April 11, 2016
The upcoming U.S. presidential election has brought back to the discussion table the political empowerment of Latino and Jewish communities. With 28 million potential votes, Latinos cannot be ignored, as was made clear in recent elections. And for the first time, a Jewish candidate is seriously vying for president.
Within this universe—diverse and complex in itself—a small but important minority exists with a huge potential to be both a catalyst and a bridge. These are Latino Jews, more than 200,000 in this country, or 3% of the 6.7 million American Jews. They are, of course, far fewer than the 55 million Latinos, but like them, these Jews arrived as immigrants from different Latin American countries for myriad reasons, and still do.
As minority groups, Latinos and Jews often join forces to create coalitions that wield substantial political expertise, influence, and reach. Beyond their historical connections and ideological affinities, both communities share interests such as support for immigration reform, opposition to hateful rhetoric and behavior, and advocacy for native or ancestral homelands in Latin America and Israel.
Until recently, little was known of Jewish Latinos, a minority within two others. Now, however, thanks to a study commissioned by AJC, we can understand the role this subgroup can play both in intergroup and public-diplomacy scenarios, and how, through the articulation of their multiple identities, they can leverage domestic, Ibero-American, and transnational connections.
The directors of the study organized ten focus groups in Miami, New York, Chicago, Houston, and Los Angeles for discussions of ethnic and cultural identities, transnational connections, and community engagement. Participants revealed how their Jewish and Latino identities impact their everyday lives and how their unique combination makes them feel at the same time part of, and alien to, both groups.
This population’s average age is 48, younger than American Jews, whose mean age is 50, and older than Latinos, whose mean age is 34. Most of the Jewish Latinos are U.S. citizens or residents, and they are particularly well educated---92% are university graduates. Interestingly, they not only preserve emotional ties with their native Latin American countries, but they also tend to define themselves in terms of their country of origin rather than as Americans.
The vast majority, 81%, comes from Mexico, Argentina, or Venezuela, countries that have undergone socioeconomic and political crises over the last five decades. Their Jewish identity stems from their ties with Israel, not from their synagogue attendance, making them very different from other American Jews. They are committed to passing down their Jewish identity and Latin American heritage to their children. Speaking Spanish and repeatedly traveling to Latin America and Israel are part of their inter-generational cultural heritage.

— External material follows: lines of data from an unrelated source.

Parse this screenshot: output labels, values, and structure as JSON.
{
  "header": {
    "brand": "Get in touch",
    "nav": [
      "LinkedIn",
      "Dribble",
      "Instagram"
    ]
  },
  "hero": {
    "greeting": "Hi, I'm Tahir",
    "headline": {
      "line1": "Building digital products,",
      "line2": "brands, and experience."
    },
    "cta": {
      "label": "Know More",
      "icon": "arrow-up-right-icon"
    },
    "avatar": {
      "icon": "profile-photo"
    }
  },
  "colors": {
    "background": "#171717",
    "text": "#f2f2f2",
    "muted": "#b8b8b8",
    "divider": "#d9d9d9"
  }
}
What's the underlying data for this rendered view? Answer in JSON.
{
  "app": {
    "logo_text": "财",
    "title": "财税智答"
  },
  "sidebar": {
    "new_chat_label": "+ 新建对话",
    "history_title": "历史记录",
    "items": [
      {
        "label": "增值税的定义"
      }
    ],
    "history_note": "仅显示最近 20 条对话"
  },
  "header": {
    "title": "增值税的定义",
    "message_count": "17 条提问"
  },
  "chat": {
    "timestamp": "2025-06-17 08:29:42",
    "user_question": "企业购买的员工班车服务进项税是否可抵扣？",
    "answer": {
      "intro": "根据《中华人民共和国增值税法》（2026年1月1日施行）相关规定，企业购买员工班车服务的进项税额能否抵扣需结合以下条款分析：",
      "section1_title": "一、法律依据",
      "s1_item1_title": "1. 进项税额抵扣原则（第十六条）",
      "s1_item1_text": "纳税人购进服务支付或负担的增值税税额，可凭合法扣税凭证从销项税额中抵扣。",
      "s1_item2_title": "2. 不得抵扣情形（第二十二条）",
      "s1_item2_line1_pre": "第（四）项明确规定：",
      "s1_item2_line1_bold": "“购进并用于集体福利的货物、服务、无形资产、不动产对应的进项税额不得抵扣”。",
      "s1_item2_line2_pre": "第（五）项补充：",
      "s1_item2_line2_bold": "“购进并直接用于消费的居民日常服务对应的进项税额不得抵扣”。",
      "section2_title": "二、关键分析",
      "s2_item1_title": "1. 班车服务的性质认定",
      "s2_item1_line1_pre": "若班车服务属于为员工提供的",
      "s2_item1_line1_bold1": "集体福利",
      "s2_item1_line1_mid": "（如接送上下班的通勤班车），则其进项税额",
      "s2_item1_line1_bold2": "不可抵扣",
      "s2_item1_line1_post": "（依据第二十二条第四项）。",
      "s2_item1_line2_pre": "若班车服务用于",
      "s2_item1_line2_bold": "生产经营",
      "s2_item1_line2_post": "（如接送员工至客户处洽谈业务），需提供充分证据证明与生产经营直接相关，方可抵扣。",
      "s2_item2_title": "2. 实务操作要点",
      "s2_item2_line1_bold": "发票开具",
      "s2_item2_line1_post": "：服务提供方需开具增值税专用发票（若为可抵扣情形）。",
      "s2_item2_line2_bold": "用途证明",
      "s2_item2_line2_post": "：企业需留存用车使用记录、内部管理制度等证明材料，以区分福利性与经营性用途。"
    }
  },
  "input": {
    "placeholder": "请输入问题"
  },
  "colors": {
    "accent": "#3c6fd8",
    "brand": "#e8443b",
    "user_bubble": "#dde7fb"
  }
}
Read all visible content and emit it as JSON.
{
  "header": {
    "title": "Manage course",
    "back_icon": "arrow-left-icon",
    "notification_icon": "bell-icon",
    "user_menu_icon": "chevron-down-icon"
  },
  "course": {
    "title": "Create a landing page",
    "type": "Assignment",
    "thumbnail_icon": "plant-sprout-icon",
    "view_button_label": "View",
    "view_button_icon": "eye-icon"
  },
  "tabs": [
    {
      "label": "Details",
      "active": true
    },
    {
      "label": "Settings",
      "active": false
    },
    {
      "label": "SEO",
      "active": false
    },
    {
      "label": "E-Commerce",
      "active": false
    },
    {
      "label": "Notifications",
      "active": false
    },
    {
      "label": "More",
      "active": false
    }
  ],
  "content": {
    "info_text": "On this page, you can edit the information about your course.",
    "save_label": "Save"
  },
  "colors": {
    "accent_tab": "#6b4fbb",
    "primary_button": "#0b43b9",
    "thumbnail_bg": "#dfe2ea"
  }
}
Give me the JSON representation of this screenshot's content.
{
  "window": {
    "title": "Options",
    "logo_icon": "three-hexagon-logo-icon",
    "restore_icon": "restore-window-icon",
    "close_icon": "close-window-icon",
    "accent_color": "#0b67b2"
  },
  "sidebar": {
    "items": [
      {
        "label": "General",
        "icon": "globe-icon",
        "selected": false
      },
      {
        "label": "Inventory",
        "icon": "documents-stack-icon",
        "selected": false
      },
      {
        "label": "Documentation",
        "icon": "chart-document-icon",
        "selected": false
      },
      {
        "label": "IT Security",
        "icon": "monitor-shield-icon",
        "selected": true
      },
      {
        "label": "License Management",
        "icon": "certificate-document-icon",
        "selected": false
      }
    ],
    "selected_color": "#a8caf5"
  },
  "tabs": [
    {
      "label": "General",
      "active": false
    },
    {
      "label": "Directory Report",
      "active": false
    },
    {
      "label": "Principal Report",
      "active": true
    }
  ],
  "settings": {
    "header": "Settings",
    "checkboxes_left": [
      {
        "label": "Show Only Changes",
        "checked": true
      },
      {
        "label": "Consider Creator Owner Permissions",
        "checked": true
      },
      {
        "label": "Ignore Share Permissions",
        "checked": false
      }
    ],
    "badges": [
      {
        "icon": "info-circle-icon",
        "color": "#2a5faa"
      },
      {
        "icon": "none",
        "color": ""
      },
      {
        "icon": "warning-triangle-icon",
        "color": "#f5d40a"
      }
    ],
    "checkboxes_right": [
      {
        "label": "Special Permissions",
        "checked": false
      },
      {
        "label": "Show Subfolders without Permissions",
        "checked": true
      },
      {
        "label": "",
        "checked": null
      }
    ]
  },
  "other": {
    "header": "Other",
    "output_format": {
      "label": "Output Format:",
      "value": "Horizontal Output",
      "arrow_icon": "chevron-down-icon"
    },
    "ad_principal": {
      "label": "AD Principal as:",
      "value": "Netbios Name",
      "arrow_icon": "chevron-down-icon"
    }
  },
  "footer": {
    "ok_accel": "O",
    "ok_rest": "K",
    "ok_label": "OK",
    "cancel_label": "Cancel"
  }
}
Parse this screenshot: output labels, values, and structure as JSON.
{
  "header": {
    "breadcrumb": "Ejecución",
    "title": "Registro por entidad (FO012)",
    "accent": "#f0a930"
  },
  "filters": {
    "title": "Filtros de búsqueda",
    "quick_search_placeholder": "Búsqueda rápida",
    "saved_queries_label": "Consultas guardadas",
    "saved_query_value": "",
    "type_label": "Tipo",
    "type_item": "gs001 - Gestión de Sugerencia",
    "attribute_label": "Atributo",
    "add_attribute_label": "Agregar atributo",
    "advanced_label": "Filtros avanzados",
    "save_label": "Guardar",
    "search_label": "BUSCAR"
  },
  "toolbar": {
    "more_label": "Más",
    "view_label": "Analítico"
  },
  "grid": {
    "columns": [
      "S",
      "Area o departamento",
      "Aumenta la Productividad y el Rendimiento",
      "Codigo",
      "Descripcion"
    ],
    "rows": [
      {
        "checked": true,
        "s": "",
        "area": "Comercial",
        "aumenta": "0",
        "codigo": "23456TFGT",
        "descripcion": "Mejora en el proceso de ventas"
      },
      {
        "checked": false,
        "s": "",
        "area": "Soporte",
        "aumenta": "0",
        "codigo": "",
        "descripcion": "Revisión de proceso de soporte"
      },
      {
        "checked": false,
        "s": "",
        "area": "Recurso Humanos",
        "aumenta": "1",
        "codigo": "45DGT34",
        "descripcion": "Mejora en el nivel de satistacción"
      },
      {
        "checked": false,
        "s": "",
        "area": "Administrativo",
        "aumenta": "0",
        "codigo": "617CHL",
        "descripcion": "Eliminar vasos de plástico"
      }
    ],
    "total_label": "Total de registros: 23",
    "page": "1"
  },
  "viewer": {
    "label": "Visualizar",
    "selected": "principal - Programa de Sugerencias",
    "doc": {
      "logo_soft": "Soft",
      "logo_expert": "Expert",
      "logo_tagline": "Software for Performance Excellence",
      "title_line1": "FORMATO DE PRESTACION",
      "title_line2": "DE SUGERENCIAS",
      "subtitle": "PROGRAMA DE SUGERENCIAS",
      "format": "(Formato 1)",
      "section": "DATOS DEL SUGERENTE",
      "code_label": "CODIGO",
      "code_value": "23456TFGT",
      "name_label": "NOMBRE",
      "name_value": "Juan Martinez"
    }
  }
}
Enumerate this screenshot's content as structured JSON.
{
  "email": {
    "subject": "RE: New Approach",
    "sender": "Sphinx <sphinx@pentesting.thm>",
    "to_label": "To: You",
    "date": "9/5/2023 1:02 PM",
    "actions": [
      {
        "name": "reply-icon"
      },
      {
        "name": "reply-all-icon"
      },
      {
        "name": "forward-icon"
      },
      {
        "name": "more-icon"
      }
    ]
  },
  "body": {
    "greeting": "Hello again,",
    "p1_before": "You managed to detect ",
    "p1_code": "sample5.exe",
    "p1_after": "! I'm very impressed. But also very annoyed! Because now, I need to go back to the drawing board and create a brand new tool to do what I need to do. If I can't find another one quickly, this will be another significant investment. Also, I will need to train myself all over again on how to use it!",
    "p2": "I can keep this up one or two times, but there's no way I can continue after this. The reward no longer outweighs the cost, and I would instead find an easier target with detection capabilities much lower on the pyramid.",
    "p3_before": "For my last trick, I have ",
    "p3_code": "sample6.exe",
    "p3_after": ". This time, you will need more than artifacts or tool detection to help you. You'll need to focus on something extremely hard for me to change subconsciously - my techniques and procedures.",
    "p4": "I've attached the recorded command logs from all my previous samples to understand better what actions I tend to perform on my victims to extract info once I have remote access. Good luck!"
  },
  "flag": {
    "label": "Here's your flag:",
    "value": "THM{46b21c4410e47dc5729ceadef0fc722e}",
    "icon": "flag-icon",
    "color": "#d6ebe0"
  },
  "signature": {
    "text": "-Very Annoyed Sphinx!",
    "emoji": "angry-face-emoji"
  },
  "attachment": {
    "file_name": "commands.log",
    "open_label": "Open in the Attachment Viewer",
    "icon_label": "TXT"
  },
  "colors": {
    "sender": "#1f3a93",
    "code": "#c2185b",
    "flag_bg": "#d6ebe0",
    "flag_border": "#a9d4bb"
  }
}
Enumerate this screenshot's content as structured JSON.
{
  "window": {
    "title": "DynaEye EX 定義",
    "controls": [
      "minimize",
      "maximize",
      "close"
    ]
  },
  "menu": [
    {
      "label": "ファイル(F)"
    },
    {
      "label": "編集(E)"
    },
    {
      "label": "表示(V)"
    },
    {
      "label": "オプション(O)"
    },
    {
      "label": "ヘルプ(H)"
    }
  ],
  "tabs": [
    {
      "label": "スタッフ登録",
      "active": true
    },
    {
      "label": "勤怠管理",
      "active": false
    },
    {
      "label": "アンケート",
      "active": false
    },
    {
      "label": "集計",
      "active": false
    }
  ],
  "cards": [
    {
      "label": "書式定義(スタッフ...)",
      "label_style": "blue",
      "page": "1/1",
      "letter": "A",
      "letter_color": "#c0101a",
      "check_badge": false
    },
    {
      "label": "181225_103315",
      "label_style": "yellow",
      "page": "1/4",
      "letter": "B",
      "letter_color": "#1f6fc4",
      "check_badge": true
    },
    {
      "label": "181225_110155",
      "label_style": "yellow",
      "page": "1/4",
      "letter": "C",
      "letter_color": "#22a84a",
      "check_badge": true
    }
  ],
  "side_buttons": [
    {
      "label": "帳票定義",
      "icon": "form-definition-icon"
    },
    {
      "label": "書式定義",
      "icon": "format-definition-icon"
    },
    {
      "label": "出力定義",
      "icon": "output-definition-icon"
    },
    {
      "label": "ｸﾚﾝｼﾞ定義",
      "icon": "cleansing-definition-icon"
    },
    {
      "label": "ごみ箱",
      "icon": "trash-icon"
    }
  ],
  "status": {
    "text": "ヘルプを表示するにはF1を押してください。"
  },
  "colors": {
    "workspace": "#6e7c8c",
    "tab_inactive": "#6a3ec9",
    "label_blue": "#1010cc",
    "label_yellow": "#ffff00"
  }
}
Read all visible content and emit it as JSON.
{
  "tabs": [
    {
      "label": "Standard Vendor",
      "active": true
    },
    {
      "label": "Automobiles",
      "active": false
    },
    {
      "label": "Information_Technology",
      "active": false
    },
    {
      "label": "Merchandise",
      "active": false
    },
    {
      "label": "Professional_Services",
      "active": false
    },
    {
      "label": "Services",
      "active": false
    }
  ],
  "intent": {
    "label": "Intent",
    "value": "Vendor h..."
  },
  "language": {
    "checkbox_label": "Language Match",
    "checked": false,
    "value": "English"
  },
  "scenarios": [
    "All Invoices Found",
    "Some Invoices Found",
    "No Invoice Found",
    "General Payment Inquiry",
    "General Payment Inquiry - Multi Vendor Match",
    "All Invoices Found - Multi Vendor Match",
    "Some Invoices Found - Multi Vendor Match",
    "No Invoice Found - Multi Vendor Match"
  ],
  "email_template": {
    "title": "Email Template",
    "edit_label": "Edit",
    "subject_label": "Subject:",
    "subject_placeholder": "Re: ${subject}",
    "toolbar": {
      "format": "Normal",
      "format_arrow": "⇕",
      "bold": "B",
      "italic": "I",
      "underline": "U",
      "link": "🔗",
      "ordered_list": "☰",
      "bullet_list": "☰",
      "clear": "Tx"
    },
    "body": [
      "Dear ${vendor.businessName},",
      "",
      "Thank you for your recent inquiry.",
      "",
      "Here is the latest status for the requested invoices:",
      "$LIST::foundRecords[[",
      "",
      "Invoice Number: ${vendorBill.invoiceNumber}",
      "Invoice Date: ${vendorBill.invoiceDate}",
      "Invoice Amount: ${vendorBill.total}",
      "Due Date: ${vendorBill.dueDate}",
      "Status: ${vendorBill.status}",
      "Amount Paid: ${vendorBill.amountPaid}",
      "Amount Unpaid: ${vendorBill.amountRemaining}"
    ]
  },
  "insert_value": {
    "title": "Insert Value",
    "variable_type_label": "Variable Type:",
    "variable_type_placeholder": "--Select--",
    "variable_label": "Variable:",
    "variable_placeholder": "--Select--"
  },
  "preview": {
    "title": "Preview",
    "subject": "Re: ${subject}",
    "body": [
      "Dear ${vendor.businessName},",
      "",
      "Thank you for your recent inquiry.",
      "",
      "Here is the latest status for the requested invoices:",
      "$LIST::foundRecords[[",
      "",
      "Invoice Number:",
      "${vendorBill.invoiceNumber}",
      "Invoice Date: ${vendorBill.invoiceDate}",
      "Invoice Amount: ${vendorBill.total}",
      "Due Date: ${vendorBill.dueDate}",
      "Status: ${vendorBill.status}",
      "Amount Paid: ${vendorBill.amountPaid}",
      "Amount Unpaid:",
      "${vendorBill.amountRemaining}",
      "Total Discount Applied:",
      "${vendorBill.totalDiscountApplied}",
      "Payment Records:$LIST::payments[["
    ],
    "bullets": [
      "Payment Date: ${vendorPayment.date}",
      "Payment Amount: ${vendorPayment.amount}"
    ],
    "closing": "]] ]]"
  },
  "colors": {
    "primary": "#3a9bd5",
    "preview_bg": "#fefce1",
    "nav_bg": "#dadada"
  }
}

They are determined to have a positive impact on relations between their current, native, and ancestral home countries, even decades after departing the region. Many of them remain deeply appreciative of their countries of origin—some which are still dealing with the same serious problems that caused their own emigration—for originally allowing in their families when many others did not.
In that sense they differ from the large majority of Latinos, who at most identify themselves with their or their families’ places of origin only anecdotally. Indeed, foreign policy is not a priority for the organized Latino community, although this attitude is beginning to change.
U.S. Latino Jews present a clear example of transnationalism, the hallmark of our times, which are, characterized by migration movements worldwide. Many 21st-century societies, Europe, for example, have not yet abandoned the dangerous and destructive aspiration towards ethnic homogeneity. Through their multiple identities and beneficial attachments, Latino Jews attest to the notion of the world as a global village.
Dina Siegel Vann is Director of AJC’s Arthur and Rochelle Belfer Institute for Latino and Latin American Affairs